US stocks were lower Thursday after hot inflation and claims data kept the risk of more Fed rate hikes on the table. ​

The labour market refuses to break and that will keep supporting the Fed’s ‘higher for longer’ stance on rates. ​ Wall Street is buying up safe-haven trades that include Treasuries, the dollar, and mega-cap tech and oil stocks. ​

King dollar isn’t ready to give up the crown until Wall Street is confident that the Fed is done raising rates. ​ ​


The US inflation report came in a little hotter-than-expected. Inflation is still coming down and that should allow the Fed to stay on the ‘higher for longer’ course.

Despite the geopolitical risks that are impacting energy prices, refiner margins have lowered and that should support limited upside with next month’s report.

Hotel rates (lodging) rose 3.7% and that is a key driver to why shelter prices rose. The calculation of core services prices excluding shelter rose 0.6% from a month ago, which was the largest increase in a year. ​

Wall Street was expecting a firm CPI print given the hot PPI reading, but this report will keep the risk of one more rate hike on the table. ​ The rise in yields will likely keep most Fed hawks leaning towards further policy tightening. ​

Weekly jobless claims held steady at 209,000, as states impacted by the UAW strike saw minimal increases in claims. ​ The labour market is slowly softening as continuing claims rose to the highest levels in seven weeks. ​

Soft landing hopes remain intact as core disinflation continues and as the labour market gradually weakens. ​


The latest round of US economic data doesn’t quite support the demand destruction-driven selloff that has been building over the past couple of weeks. ​ As geopolitical risks raise the chances that supply/demand flows could see disruptions, crude prices should remain supported throughout the rest of the year. ​

Oil prices pared gains after a somewhat hot CPI report suggested the Fed might not be done raising rates. ​ A strong dollar emerged and that put some pressure on commodity prices. ​

The oil market is going to remain tight going forward and should see the mid-$80s provide major support. ​ The risks of strong enforcement on Russian oil price caps or potential deepening of sanctions of Iranian crude will likely keep this oil market tight throughout the winter. ​

Crude oil surprisingly didn’t drop after the EIA reported a large 10.17 million barrel build as gasoline and distillate demand strongly rebounded. ​ ​ Cushing stockpiles however dropped to the lowest levels since July 2022. ​ Crude production also rose by 300,000 bpd, which was expected. ​


Profit taking hit gold after a hot inflation report reinvigorated the bond market selloff.

Fed rate hike fears are back on the table, but that doesn’t mean they will hike rates before the end of the year. ​ Core disinflation is cooling and expectations for a softening economy should keep the disinflation process on track.

After the CPI report, gold traders quickly realised that gold wasn’t going to rally above the $1900 level. ​ Gold’s short-term outlook still remains bullish given the US growth is quickly cooling and over all the uncertainty with all the geopolitical risks. ​


Bitcoin traded softer after a hot inflation report. ​

As the cryptoverse awaits updates with a US bitcoin ETF approval, China appears to be leading the race for central bank digital currency (CBDC) adoption. ​ A leading Chinese official suggested CBDCs could be used as an interest-bearing store of value and not just used for settlement.

If the digital yuan is able to pay interest on account balances, that could easily become a new requirement for all other CBDCs. ​ If CBDC adoption becomes clearer across the advanced economies, that could deter some of the long-growth calls for Bitcoin. ​


Edward Moya is Senior Market Analyst, The Americas at OANDA

Opinions are the author’s, not necessarily that of OANDA Global Corporation or any of its affiliates, subsidiaries, officers or directors.
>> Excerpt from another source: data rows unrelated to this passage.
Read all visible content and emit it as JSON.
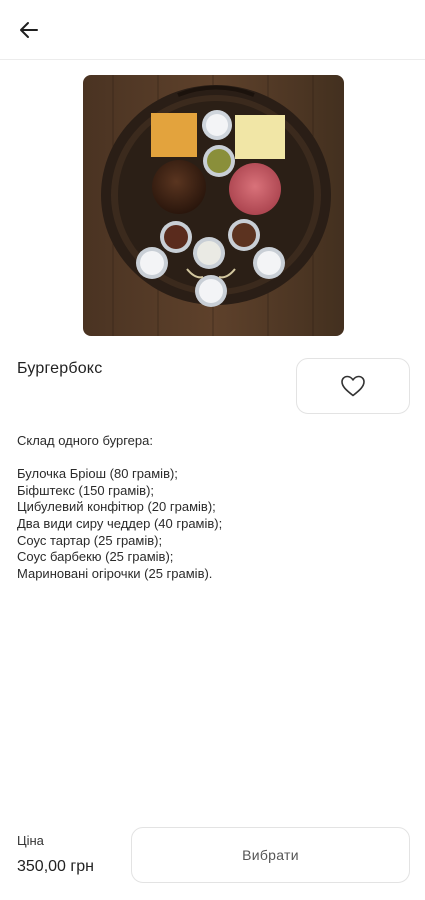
{
  "header": {
    "back_icon": "arrow-left-icon"
  },
  "product": {
    "title": "Бургербокс",
    "image_alt": "burger box ingredients on wooden board",
    "favorite_icon": "heart-outline-icon",
    "description": {
      "heading": "Склад одного бургера:",
      "items": [
        "Булочка Бріош (80 грамів);",
        "Біфштекс (150 грамів);",
        "Цибулевий конфітюр (20 грамів);",
        "Два види сиру чеддер (40 грамів);",
        "Соус тартар (25 грамів);",
        "Соус барбекю (25 грамів);",
        "Мариновані огірочки (25 грамів)."
      ]
    }
  },
  "footer": {
    "price_label": "Ціна",
    "price_value": "350,00 грн",
    "choose_label": "Вибрати"
  },
  "colors": {
    "background": "#ffffff",
    "border": "#e3e3e3",
    "text": "#222222"
  }
}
Leveraged trading is high risk and not suitable for all. Losses can exceed investments.